When an amplitude modulator that is asymmetric in time is applied to a sinusoid, the direction of the asymmetry affects the timbre of the sound. If the modulator is a decaying exponential with a 4‐ms half‐life and a repetition period of 25 ms, the resulting ‘‘damped’’ sinusoid does not have the sound quality of a sinusoid. But if the modulator is reversed in time to produce a ‘‘ramped’’ sinusoid, the sound of a sinusoid returns [R.D. Patterson, J. Acoust. Soc. Am. (1994)]. This paper extends the domain of the phenomenon with an experiment in which the modulator period varies with the carrier frequency to fix the number of carrier periods per envelope period. This fixes the shape of the wave within a cycle of the sound across carrier frequencies, and it fixes the shape of the main peak in the spectrum of the sound. When presented with pairs of damped and ramped sounds having the same half‐life, listeners choose the ramped sound as having the stronger sinusoidal component provided the sinusoids are discriminable. Discrimination is limited to conditions where the half‐life is 1 ms or more. At longer half‐lives, performance is near ceiling for carrier frequencies up to 1600 Hz; above this, performance falls off as carrier frequency increases. The sound quality differences in damped and ramped sinusoids are explained in terms of a time‐interval model of hearing that simulates our auditory images of sounds. The number of carrier periods in the auditory image is greater for the ramped sinusoid in most conditions where the ramped perception is judged to have a stronger sinusoidal quality. Many of these carrier‐period intervals are in channels well away from the carrier channel indicating that the sound of a sinusoid is more closely associated with time intervals at the carrier period than with energy in the carrier channel.

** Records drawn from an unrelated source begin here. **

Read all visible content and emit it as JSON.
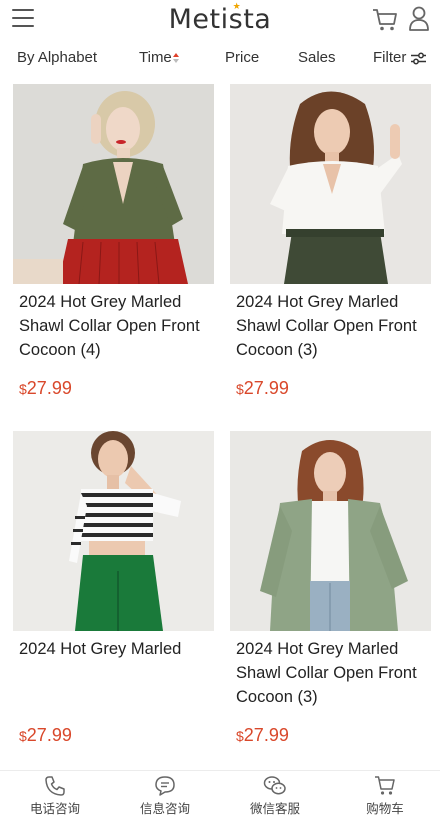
{
  "header": {
    "logo": "Metista",
    "icons": {
      "menu": "menu-icon",
      "cart": "cart-icon",
      "user": "user-icon"
    }
  },
  "sort_bar": {
    "alphabet": "By Alphabet",
    "time": "Time",
    "price": "Price",
    "sales": "Sales",
    "filter": "Filter"
  },
  "products": [
    {
      "title": "2024 Hot Grey Marled Shawl Collar Open Front Cocoon (4)",
      "currency": "$",
      "price": "27.99"
    },
    {
      "title": "2024 Hot Grey Marled Shawl Collar Open Front Cocoon (3)",
      "currency": "$",
      "price": "27.99"
    },
    {
      "title": "2024 Hot Grey Marled",
      "currency": "$",
      "price": "27.99"
    },
    {
      "title": "2024 Hot Grey Marled Shawl Collar Open Front Cocoon (3)",
      "currency": "$",
      "price": "27.99"
    }
  ],
  "bottom_nav": [
    {
      "label": "电话咨询",
      "icon": "phone-icon"
    },
    {
      "label": "信息咨询",
      "icon": "chat-bubble-icon"
    },
    {
      "label": "微信客服",
      "icon": "wechat-icon"
    },
    {
      "label": "购物车",
      "icon": "cart-icon"
    }
  ],
  "colors": {
    "price": "#d9482b",
    "accent": "#e0402a",
    "logo_star": "#f0a500"
  }
}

This content is only available via PDF.
You do not currently have access to this content.